··· Provided information

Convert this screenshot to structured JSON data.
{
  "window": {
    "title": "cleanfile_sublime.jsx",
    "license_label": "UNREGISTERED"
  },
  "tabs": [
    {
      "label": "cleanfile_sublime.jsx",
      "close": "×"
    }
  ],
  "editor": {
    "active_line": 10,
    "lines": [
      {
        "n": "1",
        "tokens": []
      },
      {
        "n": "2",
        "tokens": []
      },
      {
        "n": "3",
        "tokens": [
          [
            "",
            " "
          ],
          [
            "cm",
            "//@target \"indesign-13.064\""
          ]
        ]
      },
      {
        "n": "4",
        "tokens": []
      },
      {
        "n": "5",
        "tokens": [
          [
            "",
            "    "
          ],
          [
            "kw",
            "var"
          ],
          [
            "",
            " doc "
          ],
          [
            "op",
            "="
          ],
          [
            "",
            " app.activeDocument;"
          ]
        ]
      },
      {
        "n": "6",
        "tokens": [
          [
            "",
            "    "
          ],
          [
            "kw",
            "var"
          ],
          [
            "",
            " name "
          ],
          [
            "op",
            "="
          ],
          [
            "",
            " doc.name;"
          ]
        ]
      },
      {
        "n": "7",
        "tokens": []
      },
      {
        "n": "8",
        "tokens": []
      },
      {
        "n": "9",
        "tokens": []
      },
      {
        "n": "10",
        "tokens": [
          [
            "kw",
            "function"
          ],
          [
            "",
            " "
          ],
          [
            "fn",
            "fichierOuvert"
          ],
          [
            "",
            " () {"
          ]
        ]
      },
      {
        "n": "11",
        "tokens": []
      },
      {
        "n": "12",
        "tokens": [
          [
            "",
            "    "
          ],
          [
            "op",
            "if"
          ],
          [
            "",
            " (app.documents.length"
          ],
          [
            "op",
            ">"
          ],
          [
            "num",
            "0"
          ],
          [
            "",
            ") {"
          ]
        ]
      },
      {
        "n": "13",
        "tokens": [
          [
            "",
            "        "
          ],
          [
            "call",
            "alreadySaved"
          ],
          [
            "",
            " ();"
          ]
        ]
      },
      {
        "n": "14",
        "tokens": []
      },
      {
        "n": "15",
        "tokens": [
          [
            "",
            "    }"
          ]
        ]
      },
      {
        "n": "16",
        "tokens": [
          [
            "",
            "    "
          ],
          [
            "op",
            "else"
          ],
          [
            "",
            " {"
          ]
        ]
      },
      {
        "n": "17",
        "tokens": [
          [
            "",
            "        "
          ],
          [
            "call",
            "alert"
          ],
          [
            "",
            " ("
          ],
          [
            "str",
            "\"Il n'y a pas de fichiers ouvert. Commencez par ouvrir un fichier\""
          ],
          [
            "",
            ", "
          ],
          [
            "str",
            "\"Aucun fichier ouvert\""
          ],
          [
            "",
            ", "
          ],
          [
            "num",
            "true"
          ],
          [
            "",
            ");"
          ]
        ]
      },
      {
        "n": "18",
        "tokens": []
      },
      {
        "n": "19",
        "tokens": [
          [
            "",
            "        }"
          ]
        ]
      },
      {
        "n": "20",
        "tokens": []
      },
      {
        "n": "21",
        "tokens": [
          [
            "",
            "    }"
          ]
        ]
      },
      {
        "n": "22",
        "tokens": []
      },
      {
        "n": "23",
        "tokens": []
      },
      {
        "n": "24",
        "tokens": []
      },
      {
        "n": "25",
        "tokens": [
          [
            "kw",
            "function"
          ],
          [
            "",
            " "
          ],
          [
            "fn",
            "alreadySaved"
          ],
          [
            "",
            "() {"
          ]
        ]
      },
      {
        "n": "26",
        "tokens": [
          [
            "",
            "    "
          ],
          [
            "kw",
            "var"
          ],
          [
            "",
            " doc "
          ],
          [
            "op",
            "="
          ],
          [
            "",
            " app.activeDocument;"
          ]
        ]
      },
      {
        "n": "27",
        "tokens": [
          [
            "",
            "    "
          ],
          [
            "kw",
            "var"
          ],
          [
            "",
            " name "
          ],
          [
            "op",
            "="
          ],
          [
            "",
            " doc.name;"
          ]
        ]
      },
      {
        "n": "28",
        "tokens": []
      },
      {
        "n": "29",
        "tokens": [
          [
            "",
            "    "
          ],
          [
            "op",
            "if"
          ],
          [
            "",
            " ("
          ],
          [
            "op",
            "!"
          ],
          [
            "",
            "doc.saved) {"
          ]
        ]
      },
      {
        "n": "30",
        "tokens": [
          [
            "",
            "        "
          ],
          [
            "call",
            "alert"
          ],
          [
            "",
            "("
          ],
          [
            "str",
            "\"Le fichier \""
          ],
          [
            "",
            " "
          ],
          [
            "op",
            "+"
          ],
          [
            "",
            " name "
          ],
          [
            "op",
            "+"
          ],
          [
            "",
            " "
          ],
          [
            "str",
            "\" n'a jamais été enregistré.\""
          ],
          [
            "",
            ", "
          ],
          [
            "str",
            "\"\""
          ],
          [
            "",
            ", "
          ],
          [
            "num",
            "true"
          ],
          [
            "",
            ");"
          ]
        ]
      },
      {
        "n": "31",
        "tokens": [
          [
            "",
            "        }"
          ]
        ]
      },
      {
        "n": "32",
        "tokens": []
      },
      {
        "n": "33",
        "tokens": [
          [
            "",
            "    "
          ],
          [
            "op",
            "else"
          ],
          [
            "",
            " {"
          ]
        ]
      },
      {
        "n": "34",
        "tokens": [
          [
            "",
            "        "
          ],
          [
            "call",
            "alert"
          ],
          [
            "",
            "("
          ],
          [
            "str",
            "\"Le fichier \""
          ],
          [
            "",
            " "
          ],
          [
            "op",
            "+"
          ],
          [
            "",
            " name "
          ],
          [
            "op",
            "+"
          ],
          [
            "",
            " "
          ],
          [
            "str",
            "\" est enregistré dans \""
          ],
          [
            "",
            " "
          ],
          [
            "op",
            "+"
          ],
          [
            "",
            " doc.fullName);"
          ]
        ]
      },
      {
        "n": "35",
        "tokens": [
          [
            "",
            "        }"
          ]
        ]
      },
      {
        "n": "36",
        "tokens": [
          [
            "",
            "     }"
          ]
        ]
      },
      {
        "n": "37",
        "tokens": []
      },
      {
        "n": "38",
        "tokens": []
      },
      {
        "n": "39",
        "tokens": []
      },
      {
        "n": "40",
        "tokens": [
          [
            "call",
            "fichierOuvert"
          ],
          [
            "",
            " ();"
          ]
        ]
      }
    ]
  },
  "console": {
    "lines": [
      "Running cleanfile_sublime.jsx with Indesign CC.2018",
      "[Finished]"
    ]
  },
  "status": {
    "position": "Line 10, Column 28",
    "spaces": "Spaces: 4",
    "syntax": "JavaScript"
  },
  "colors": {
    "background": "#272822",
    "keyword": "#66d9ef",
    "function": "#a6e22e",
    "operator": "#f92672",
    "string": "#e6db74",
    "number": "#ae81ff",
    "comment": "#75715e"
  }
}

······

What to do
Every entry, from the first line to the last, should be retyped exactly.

Written answer
Convert this screenshot to structured JSON data.
{
  "window": {
    "title": "cleanfile_sublime.jsx",
    "license_label": "UNREGISTERED"
  },
  "tabs": [
    {
      "label": "cleanfile_sublime.jsx",
      "close": "×"
    }
  ],
  "editor": {
    "active_line": 10,
    "lines": [
      {
        "n": "1",
        "tokens": []
      },
      {
        "n": "2",
        "tokens": []
      },
      {
        "n": "3",
        "tokens": [
          [
            "",
            " "
          ],
          [
            "cm",
            "//@target \"indesign-13.064\""
          ]
        ]
      },
      {
        "n": "4",
        "tokens": []
      },
      {
        "n": "5",
        "tokens": [
          [
            "",
            "    "
          ],
          [
            "kw",
            "var"
          ],
          [
            "",
            " doc "
          ],
          [
            "op",
            "="
          ],
          [
            "",
            " app.activeDocument;"
          ]
        ]
      },
      {
        "n": "6",
        "tokens": [
          [
            "",
            "    "
          ],
          [
            "kw",
            "var"
          ],
          [
            "",
            " name "
          ],
          [
            "op",
            "="
          ],
          [
            "",
            " doc.name;"
          ]
        ]
      },
      {
        "n": "7",
        "tokens": []
      },
      {
        "n": "8",
        "tokens": []
      },
      {
        "n": "9",
        "tokens": []
      },
      {
        "n": "10",
        "tokens": [
          [
            "kw",
            "function"
          ],
          [
            "",
            " "
          ],
          [
            "fn",
            "fichierOuvert"
          ],
          [
            "",
            " () {"
          ]
        ]
      },
      {
        "n": "11",
        "tokens": []
      },
      {
        "n": "12",
        "tokens": [
          [
            "",
            "    "
          ],
          [
            "op",
            "if"
          ],
          [
            "",
            " (app.documents.length"
          ],
          [
            "op",
            ">"
          ],
          [
            "num",
            "0"
          ],
          [
            "",
            ") {"
          ]
        ]
      },
      {
        "n": "13",
        "tokens": [
          [
            "",
            "        "
          ],
          [
            "call",
            "alreadySaved"
          ],
          [
            "",
            " ();"
          ]
        ]
      },
      {
        "n": "14",
        "tokens": []
      },
      {
        "n": "15",
        "tokens": [
          [
            "",
            "    }"
          ]
        ]
      },
      {
        "n": "16",
        "tokens": [
          [
            "",
            "    "
          ],
          [
            "op",
            "else"
          ],
          [
            "",
            " {"
          ]
        ]
      },
      {
        "n": "17",
        "tokens": [
          [
            "",
            "        "
          ],
          [
            "call",
            "alert"
          ],
          [
            "",
            " ("
          ],
          [
            "str",
            "\"Il n'y a pas de fichiers ouvert. Commencez par ouvrir un fichier\""
          ],
          [
            "",
            ", "
          ],
          [
            "str",
            "\"Aucun fichier ouvert\""
          ],
          [
            "",
            ", "
          ],
          [
            "num",
            "true"
          ],
          [
            "",
            ");"
          ]
        ]
      },
      {
        "n": "18",
        "tokens": []
      },
      {
        "n": "19",
        "tokens": [
          [
            "",
            "        }"
          ]
        ]
      },
      {
        "n": "20",
        "tokens": []
      },
      {
        "n": "21",
        "tokens": [
          [
            "",
            "    }"
          ]
        ]
      },
      {
        "n": "22",
        "tokens": []
      },
      {
        "n": "23",
        "tokens": []
      },
      {
        "n": "24",
        "tokens": []
      },
      {
        "n": "25",
        "tokens": [
          [
            "kw",
            "function"
          ],
          [
            "",
            " "
          ],
          [
            "fn",
            "alreadySaved"
          ],
          [
            "",
            "() {"
          ]
        ]
      },
      {
        "n": "26",
        "tokens": [
          [
            "",
            "    "
          ],
          [
            "kw",
            "var"
          ],
          [
            "",
            " doc "
          ],
          [
            "op",
            "="
          ],
          [
            "",
            " app.activeDocument;"
          ]
        ]
      },
      {
        "n": "27",
        "tokens": [
          [
            "",
            "    "
          ],
          [
            "kw",
            "var"
          ],
          [
            "",
            " name "
          ],
          [
            "op",
            "="
          ],
          [
            "",
            " doc.name;"
          ]
        ]
      },
      {
        "n": "28",
        "tokens": []
      },
      {
        "n": "29",
        "tokens": [
          [
            "",
            "    "
          ],
          [
            "op",
            "if"
          ],
          [
            "",
            " ("
          ],
          [
            "op",
            "!"
          ],
          [
            "",
            "doc.saved) {"
          ]
        ]
      },
      {
        "n": "30",
        "tokens": [
          [
            "",
            "        "
          ],
          [
            "call",
            "alert"
          ],
          [
            "",
            "("
          ],
          [
            "str",
            "\"Le fichier \""
          ],
          [
            "",
            " "
          ],
          [
            "op",
            "+"
          ],
          [
            "",
            " name "
          ],
          [
            "op",
            "+"
          ],
          [
            "",
            " "
          ],
          [
            "str",
            "\" n'a jamais été enregistré.\""
          ],
          [
            "",
            ", "
          ],
          [
            "str",
            "\"\""
          ],
          [
            "",
            ", "
          ],
          [
            "num",
            "true"
          ],
          [
            "",
            ");"
          ]
        ]
      },
      {
        "n": "31",
        "tokens": [
          [
            "",
            "        }"
          ]
        ]
      },
      {
        "n": "32",
        "tokens": []
      },
      {
        "n": "33",
        "tokens": [
          [
            "",
            "    "
          ],
          [
            "op",
            "else"
          ],
          [
            "",
            " {"
          ]
        ]
      },
      {
        "n": "34",
        "tokens": [
          [
            "",
            "        "
          ],
          [
            "call",
            "alert"
          ],
          [
            "",
            "("
          ],
          [
            "str",
            "\"Le fichier \""
          ],
          [
            "",
            " "
          ],
          [
            "op",
            "+"
          ],
          [
            "",
            " name "
          ],
          [
            "op",
            "+"
          ],
          [
            "",
            " "
          ],
          [
            "str",
            "\" est enregistré dans \""
          ],
          [
            "",
            " "
          ],
          [
            "op",
            "+"
          ],
          [
            "",
            " doc.fullName);"
          ]
        ]
      },
      {
        "n": "35",
        "tokens": [
          [
            "",
            "        }"
          ]
        ]
      },
      {
        "n": "36",
        "tokens": [
          [
            "",
            "     }"
          ]
        ]
      },
      {
        "n": "37",
        "tokens": []
      },
      {
        "n": "38",
        "tokens": []
      },
      {
        "n": "39",
        "tokens": []
      },
      {
        "n": "40",
        "tokens": [
          [
            "call",
            "fichierOuvert"
          ],
          [
            "",
            " ();"
          ]
        ]
      }
    ]
  },
  "console": {
    "lines": [
      "Running cleanfile_sublime.jsx with Indesign CC.2018",
      "[Finished]"
    ]
  },
  "status": {
    "position": "Line 10, Column 28",
    "spaces": "Spaces: 4",
    "syntax": "JavaScript"
  },
  "colors": {
    "background": "#272822",
    "keyword": "#66d9ef",
    "function": "#a6e22e",
    "operator": "#f92672",
    "string": "#e6db74",
    "number": "#ae81ff",
    "comment": "#75715e"
  }
}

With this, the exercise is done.